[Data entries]

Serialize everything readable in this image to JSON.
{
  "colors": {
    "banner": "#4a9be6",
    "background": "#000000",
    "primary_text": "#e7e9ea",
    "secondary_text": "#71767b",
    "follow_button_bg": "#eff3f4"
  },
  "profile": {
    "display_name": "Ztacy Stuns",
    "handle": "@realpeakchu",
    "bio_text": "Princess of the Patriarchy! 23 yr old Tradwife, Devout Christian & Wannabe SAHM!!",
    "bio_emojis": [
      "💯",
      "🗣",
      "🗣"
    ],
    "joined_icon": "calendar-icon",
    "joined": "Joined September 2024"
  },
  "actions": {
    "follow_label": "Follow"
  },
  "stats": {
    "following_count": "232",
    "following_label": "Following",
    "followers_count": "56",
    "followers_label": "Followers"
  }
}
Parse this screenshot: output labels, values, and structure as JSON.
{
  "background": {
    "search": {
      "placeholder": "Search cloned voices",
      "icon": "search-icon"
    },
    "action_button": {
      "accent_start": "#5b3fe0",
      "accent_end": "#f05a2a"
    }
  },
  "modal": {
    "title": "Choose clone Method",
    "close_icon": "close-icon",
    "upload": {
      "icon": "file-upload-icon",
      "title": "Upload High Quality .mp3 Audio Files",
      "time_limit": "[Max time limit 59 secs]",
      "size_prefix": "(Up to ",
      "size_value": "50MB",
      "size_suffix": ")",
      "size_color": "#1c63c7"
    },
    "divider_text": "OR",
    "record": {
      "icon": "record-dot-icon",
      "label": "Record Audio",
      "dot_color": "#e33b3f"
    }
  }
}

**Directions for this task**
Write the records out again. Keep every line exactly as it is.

**Answer for this exercise**
Serialize everything readable in this image to JSON.
{
  "colors": {
    "banner": "#4a9be6",
    "background": "#000000",
    "primary_text": "#e7e9ea",
    "secondary_text": "#71767b",
    "follow_button_bg": "#eff3f4"
  },
  "profile": {
    "display_name": "Ztacy Stuns",
    "handle": "@realpeakchu",
    "bio_text": "Princess of the Patriarchy! 23 yr old Tradwife, Devout Christian & Wannabe SAHM!!",
    "bio_emojis": [
      "💯",
      "🗣",
      "🗣"
    ],
    "joined_icon": "calendar-icon",
    "joined": "Joined September 2024"
  },
  "actions": {
    "follow_label": "Follow"
  },
  "stats": {
    "following_count": "232",
    "following_label": "Following",
    "followers_count": "56",
    "followers_label": "Followers"
  }
}
Parse this screenshot: output labels, values, and structure as JSON.
{
  "background": {
    "search": {
      "placeholder": "Search cloned voices",
      "icon": "search-icon"
    },
    "action_button": {
      "accent_start": "#5b3fe0",
      "accent_end": "#f05a2a"
    }
  },
  "modal": {
    "title": "Choose clone Method",
    "close_icon": "close-icon",
    "upload": {
      "icon": "file-upload-icon",
      "title": "Upload High Quality .mp3 Audio Files",
      "time_limit": "[Max time limit 59 secs]",
      "size_prefix": "(Up to ",
      "size_value": "50MB",
      "size_suffix": ")",
      "size_color": "#1c63c7"
    },
    "divider_text": "OR",
    "record": {
      "icon": "record-dot-icon",
      "label": "Record Audio",
      "dot_color": "#e33b3f"
    }
  }
}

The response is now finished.